The word ‘Bedlam’ (English word used to describe chaos) was derived from ‘Bethlem 1247’ which was the name of England’s first insane asylum-please click on the link below:
Definition of bedlam: a place, scene, or state of uproar and confusion
“There was bedlam in the streets after the verdict was announced”
or Bedlam: an asylum for the mentally ill – madman-lunatic.
The history supporting mental health is vast, colourful and at times highly disturbing and yet this has all contributed towards modern day understanding of mental illness. Addiction, of any kind was not really recognised as a clinical issue/disease until the 1960s. In the mid-eighteenth-century alcohol was used to placate native tribesmen into signing meaningless contracts which led to an epidemic of alcoholism and smallpox that decimated the American Indian population. To this day, addiction plays a large role in the remaining American Indian people largely centred around drugs, gambling and alcohol.
Recovery Process History
‘In 1750 American Indian tribal leaders would encourage younger members of the tribe who had become addicted to alcohol to use their ancestral heritage and beliefs to guide them back to sobriety’
‘An Inquiry into the Effects of Ardent Spirits Upon the Human Body and Mind (1785), was the first notable challenge to the widely accepted belief that alcohol itself posed no risk to people and that the only people who would get drunk were of dubious moral character’
‘Founded in 1864, it was the first single-purpose hospital in the United States specifically designed and built for the treatment of alcoholism as a ‘mental’ condition. Three years later, the Martha Washington Home in Chicago became the first dedicated rehabilitation centre for alcoholic women in America’
Counselling was initially developed to assist soldiers in the first world war and at that time there was no understanding of anxiety or PTSD-Post Traumatic Stress Disorder. Soldiers were described as suffering from ‘shell shock’ as a blanket expression to describe a soldier’s horrific experiences of war!

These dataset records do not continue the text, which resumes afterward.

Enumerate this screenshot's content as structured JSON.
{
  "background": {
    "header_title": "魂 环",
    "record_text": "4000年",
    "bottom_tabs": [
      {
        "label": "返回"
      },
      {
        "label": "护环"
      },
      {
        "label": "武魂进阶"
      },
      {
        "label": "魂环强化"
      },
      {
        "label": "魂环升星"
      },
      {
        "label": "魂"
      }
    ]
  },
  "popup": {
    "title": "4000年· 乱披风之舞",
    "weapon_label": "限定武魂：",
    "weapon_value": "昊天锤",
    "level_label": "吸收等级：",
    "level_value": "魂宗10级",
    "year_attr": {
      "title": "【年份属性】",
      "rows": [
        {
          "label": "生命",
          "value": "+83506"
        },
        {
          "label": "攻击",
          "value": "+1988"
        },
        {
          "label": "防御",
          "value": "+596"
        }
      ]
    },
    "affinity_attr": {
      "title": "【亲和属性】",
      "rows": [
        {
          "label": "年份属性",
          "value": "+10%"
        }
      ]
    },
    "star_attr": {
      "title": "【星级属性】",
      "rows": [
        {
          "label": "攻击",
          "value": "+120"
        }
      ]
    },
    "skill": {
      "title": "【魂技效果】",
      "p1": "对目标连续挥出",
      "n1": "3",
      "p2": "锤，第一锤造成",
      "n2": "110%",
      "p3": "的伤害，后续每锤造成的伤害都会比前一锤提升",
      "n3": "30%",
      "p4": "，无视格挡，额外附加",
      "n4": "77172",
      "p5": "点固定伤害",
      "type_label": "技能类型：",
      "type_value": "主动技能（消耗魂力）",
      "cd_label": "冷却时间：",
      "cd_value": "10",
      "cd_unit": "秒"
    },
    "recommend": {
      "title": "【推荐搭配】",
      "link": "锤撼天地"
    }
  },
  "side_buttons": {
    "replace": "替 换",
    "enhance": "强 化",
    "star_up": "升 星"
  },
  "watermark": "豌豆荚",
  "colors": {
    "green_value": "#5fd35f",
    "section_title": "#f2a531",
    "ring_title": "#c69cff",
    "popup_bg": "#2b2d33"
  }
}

Counselling forefathers such as Carl Rogers, Aaron Beck Ellis and Sigmund Freud developed various counselling modalities including Humanistic, Psychodynamic and Cognitive Behavioural Therapy as methods of assisting clients with addiction and mental health disorders. Counselling itself is still in its infancy. It was not so many years ago that group therapy would involve twenty plus people in a circle, all smoking cigarettes and basically hurling abuse at one another! Over the years essential ground rules have been developed and standardised to assist clients and facilitators in creating individual and group sessions that are much more therapeutic and take into account, individualism.

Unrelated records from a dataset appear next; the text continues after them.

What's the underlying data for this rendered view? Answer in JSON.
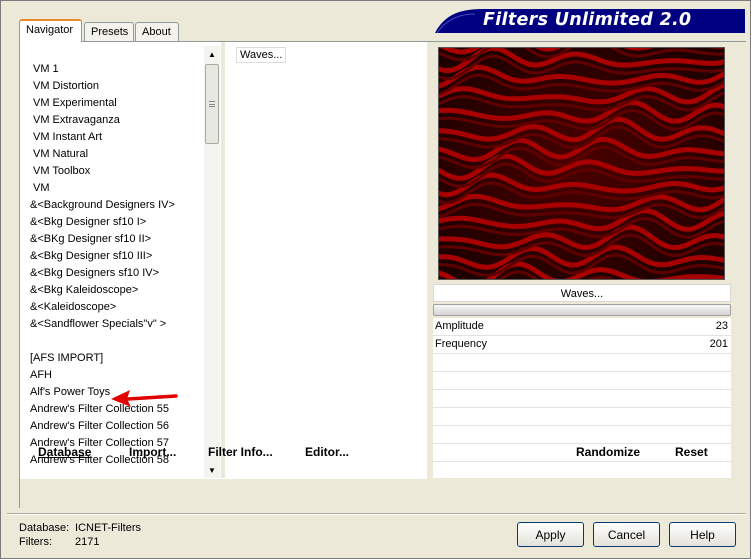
{
  "title": "Filters Unlimited 2.0",
  "tabs": [
    "Navigator",
    "Presets",
    "About"
  ],
  "categories": [
    "VM 1",
    "VM Distortion",
    "VM Experimental",
    "VM Extravaganza",
    "VM Instant Art",
    "VM Natural",
    "VM Toolbox",
    "VM",
    "&<Background Designers IV>",
    "&<Bkg Designer sf10 I>",
    "&<BKg Designer sf10 II>",
    "&<Bkg Designer sf10 III>",
    "&<Bkg Designers sf10 IV>",
    "&<Bkg Kaleidoscope>",
    "&<Kaleidoscope>",
    "&<Sandflower Specials\"v\" >",
    "",
    "[AFS IMPORT]",
    "AFH",
    "Alf's Power Toys",
    "Andrew's Filter Collection 55",
    "Andrew's Filter Collection 56",
    "Andrew's Filter Collection 57",
    "Andrew's Filter Collection 58"
  ],
  "filters": [
    "Waves..."
  ],
  "preview_label": "Waves...",
  "params": [
    {
      "name": "Amplitude",
      "value": "23"
    },
    {
      "name": "Frequency",
      "value": "201"
    }
  ],
  "left_buttons": {
    "database": "Database",
    "import": "Import...",
    "filter_info": "Filter Info...",
    "editor": "Editor..."
  },
  "right_buttons": {
    "randomize": "Randomize",
    "reset": "Reset"
  },
  "status": {
    "database_label": "Database:",
    "database_value": "ICNET-Filters",
    "filters_label": "Filters:",
    "filters_value": "2171"
  },
  "dialog_buttons": {
    "apply": "Apply",
    "cancel": "Cancel",
    "help": "Help"
  },
  "colors": {
    "banner": "#000080",
    "preview_dark": "#3a0000",
    "preview_red": "#9e0000",
    "arrow": "#e00000"
  }
}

Two world wars, industrial revolutions, stock market crashes, the great depression, Spanish flu, the plague, to name but a few historical events that have heavily impacted mental health globally. Now we are presently dealing with the coronavirus which is taking many lives daily. The fallout from this virus is impossible to assess at this point but we can safely say that addiction and mental health issues will increase in vast numbers.

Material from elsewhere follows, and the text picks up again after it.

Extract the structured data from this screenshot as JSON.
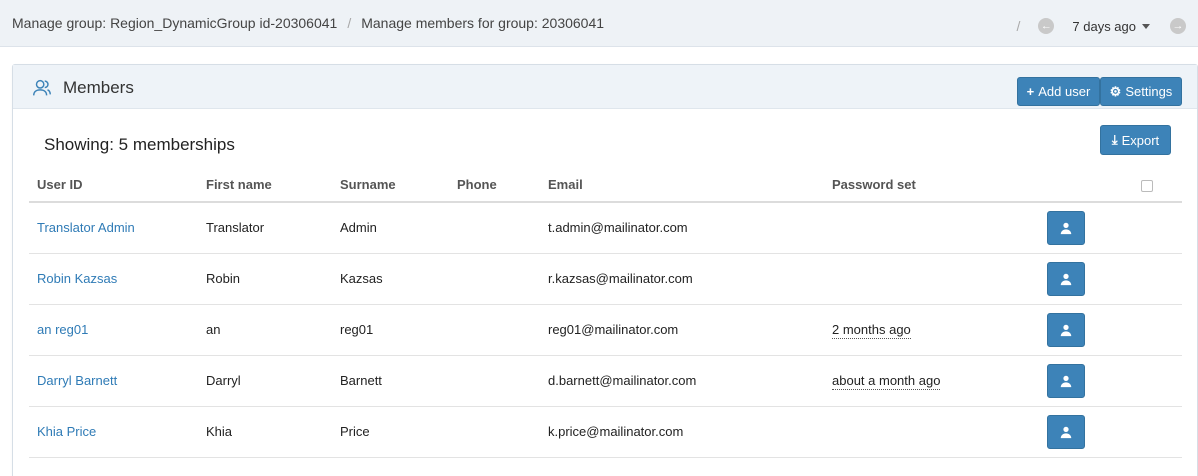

David is the Clinical and Development Director of Twin Rivers Rehab in South Africa and a UK Accredited Addictions Therapist with the Federation of Drug and Alcohol Professionals UK. Articles/Blogs are written with the assistance of researchers and other specialists in the field of addiction and the recovery process